Supplied data —
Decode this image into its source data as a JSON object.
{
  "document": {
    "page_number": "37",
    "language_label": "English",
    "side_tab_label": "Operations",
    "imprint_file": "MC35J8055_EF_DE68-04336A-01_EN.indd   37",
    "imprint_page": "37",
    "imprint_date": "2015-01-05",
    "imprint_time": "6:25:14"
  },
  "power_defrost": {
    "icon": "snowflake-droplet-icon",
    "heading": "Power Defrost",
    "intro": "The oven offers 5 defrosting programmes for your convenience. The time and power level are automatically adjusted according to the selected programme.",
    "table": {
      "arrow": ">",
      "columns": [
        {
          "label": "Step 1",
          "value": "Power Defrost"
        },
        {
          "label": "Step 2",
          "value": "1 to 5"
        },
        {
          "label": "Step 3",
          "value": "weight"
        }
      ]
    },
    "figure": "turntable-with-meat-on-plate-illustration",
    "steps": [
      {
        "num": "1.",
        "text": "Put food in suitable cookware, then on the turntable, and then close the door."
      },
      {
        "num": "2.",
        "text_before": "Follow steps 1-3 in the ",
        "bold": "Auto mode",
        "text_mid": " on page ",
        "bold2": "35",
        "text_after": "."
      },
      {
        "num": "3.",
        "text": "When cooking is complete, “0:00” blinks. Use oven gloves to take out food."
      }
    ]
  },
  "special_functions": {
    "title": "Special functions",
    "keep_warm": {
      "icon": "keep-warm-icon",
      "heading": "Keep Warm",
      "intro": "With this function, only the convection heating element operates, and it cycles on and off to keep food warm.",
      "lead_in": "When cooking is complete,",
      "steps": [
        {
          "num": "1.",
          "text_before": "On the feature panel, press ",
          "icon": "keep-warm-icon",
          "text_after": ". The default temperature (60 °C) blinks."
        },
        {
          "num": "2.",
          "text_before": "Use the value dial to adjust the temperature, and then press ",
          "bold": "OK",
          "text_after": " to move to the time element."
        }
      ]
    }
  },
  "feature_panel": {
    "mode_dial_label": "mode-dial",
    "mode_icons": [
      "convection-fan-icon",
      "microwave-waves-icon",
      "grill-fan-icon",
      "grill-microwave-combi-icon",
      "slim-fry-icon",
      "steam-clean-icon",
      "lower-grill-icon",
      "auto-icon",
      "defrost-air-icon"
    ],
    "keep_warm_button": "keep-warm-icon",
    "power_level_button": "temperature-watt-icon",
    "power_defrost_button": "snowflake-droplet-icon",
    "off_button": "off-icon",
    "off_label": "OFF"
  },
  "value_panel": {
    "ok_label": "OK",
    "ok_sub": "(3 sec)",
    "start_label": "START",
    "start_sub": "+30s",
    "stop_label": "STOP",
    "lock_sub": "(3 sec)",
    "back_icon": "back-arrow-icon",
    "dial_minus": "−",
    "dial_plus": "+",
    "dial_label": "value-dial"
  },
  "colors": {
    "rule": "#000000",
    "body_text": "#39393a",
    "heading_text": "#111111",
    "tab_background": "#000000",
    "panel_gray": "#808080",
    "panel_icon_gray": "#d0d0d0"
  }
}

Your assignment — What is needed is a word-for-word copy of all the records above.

Worked solution —
Decode this image into its source data as a JSON object.
{
  "document": {
    "page_number": "37",
    "language_label": "English",
    "side_tab_label": "Operations",
    "imprint_file": "MC35J8055_EF_DE68-04336A-01_EN.indd   37",
    "imprint_page": "37",
    "imprint_date": "2015-01-05",
    "imprint_time": "6:25:14"
  },
  "power_defrost": {
    "icon": "snowflake-droplet-icon",
    "heading": "Power Defrost",
    "intro": "The oven offers 5 defrosting programmes for your convenience. The time and power level are automatically adjusted according to the selected programme.",
    "table": {
      "arrow": ">",
      "columns": [
        {
          "label": "Step 1",
          "value": "Power Defrost"
        },
        {
          "label": "Step 2",
          "value": "1 to 5"
        },
        {
          "label": "Step 3",
          "value": "weight"
        }
      ]
    },
    "figure": "turntable-with-meat-on-plate-illustration",
    "steps": [
      {
        "num": "1.",
        "text": "Put food in suitable cookware, then on the turntable, and then close the door."
      },
      {
        "num": "2.",
        "text_before": "Follow steps 1-3 in the ",
        "bold": "Auto mode",
        "text_mid": " on page ",
        "bold2": "35",
        "text_after": "."
      },
      {
        "num": "3.",
        "text": "When cooking is complete, “0:00” blinks. Use oven gloves to take out food."
      }
    ]
  },
  "special_functions": {
    "title": "Special functions",
    "keep_warm": {
      "icon": "keep-warm-icon",
      "heading": "Keep Warm",
      "intro": "With this function, only the convection heating element operates, and it cycles on and off to keep food warm.",
      "lead_in": "When cooking is complete,",
      "steps": [
        {
          "num": "1.",
          "text_before": "On the feature panel, press ",
          "icon": "keep-warm-icon",
          "text_after": ". The default temperature (60 °C) blinks."
        },
        {
          "num": "2.",
          "text_before": "Use the value dial to adjust the temperature, and then press ",
          "bold": "OK",
          "text_after": " to move to the time element."
        }
      ]
    }
  },
  "feature_panel": {
    "mode_dial_label": "mode-dial",
    "mode_icons": [
      "convection-fan-icon",
      "microwave-waves-icon",
      "grill-fan-icon",
      "grill-microwave-combi-icon",
      "slim-fry-icon",
      "steam-clean-icon",
      "lower-grill-icon",
      "auto-icon",
      "defrost-air-icon"
    ],
    "keep_warm_button": "keep-warm-icon",
    "power_level_button": "temperature-watt-icon",
    "power_defrost_button": "snowflake-droplet-icon",
    "off_button": "off-icon",
    "off_label": "OFF"
  },
  "value_panel": {
    "ok_label": "OK",
    "ok_sub": "(3 sec)",
    "start_label": "START",
    "start_sub": "+30s",
    "stop_label": "STOP",
    "lock_sub": "(3 sec)",
    "back_icon": "back-arrow-icon",
    "dial_minus": "−",
    "dial_plus": "+",
    "dial_label": "value-dial"
  },
  "colors": {
    "rule": "#000000",
    "body_text": "#39393a",
    "heading_text": "#111111",
    "tab_background": "#000000",
    "panel_gray": "#808080",
    "panel_icon_gray": "#d0d0d0"
  }
}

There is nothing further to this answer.